Mentions: A 91-year-old previously healthy woman presented with hematochezia and hypotension. Esophagogastroduodenoscopy with push enteroscopy and colonoscopy revealed fresh bleeding from an inaccessible segment of small bowel between the mid jejunum and terminal ileum. Selective splanchnic arterial angiography showed extravasation of contrast from the mid-jejunal branch of the superior mesenteric artery (Figures 1(a), 1(b), and 1(c)). Endovascular coiling of the bleeding artery at angiography only achieved short-lived hemostasis, necessitating surgical intervention. Intraoperatively, two jejunal diverticula were identified on the mesenteric border (Figures 1(d) and 1(e)); one of them with previously placed endovascular coil (arrow) implicated as the source of bleeding. A curative resection of the segment of jejunum containing the two diverticula was performed (Figures 1(f) and 1(g)). Histopathologic examination confirmed this as true diverticula (Figure 2(a)) with a submucosal Dieulafoy-like AVM surrounded by normal mucosa as the source of bleeding (Figures 2(b) and 2(c)). Calcified atherosclerosis within the small mesenteric artery feeding this malformation was appreciated, likely contributing towards the pathogenesis of the Dieulafoy-like AVM. The postoperative course was uneventful and the patient remained free of GI bleeding on her 2-month followup.

Bottom Line: However, significant bleeding in the setting of few diverticulae is very unusual and rare.The coexistence of jejunal diverticulum and AVM is rare and massive bleeding from an acquired Dieulafoy-like AVM within a diverticulum has never previously been described.Awareness of Dieulafoy-like AVM within jejunoileal diverticulosis is useful in preventing delay in treatment.

View Article: PubMed Central - PubMed

Affiliation: Department of Medicine, Division of Gastroenterology, University of California, San Diego, CA 92103, USA.

ABSTRACT
Massive gastrointestinal (GI) bleeding can occur with multiple jejunal diverticulosis. However, significant bleeding in the setting of few diverticulae is very unusual and rare. We report a case of massive gastrointestinal bleeding from an arteriovenous malformation (AVM) within a jejunal diverticulum to underscore the significance of such coexisting pathologies. Mesenteric angiogram was chosen to help identify the source of bleeding and to offer an intervention.
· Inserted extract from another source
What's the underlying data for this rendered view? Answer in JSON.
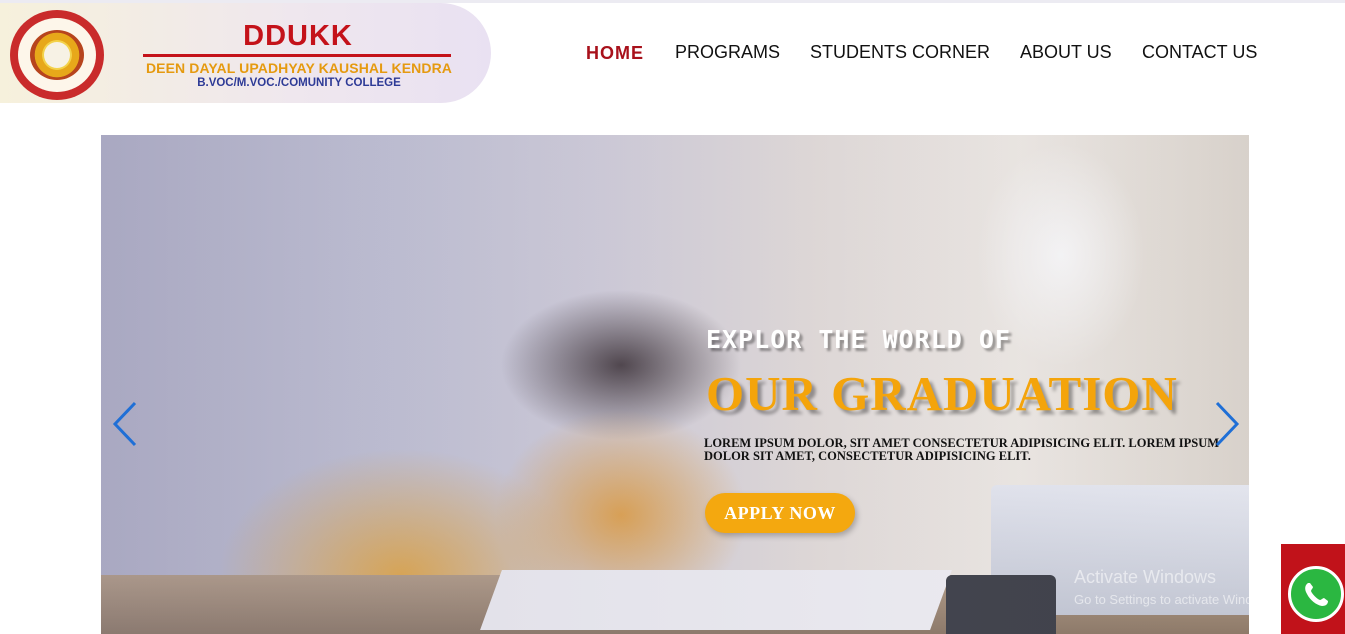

Despite endovascular coiling, emergent intestinal resection of the bleeding jejunal segment was warranted to ensure definitive treatment. However several reports have shown jejunal diverticulosis as a rare cause of massive GI bleeding. The coexistence of jejunal diverticulum and AVM is rare and massive bleeding from an acquired Dieulafoy-like AVM within a diverticulum has never previously been described. Awareness of Dieulafoy-like AVM within jejunoileal diverticulosis is useful in preventing delay in treatment.

No MeSH data available.


Related in: MedlinePlus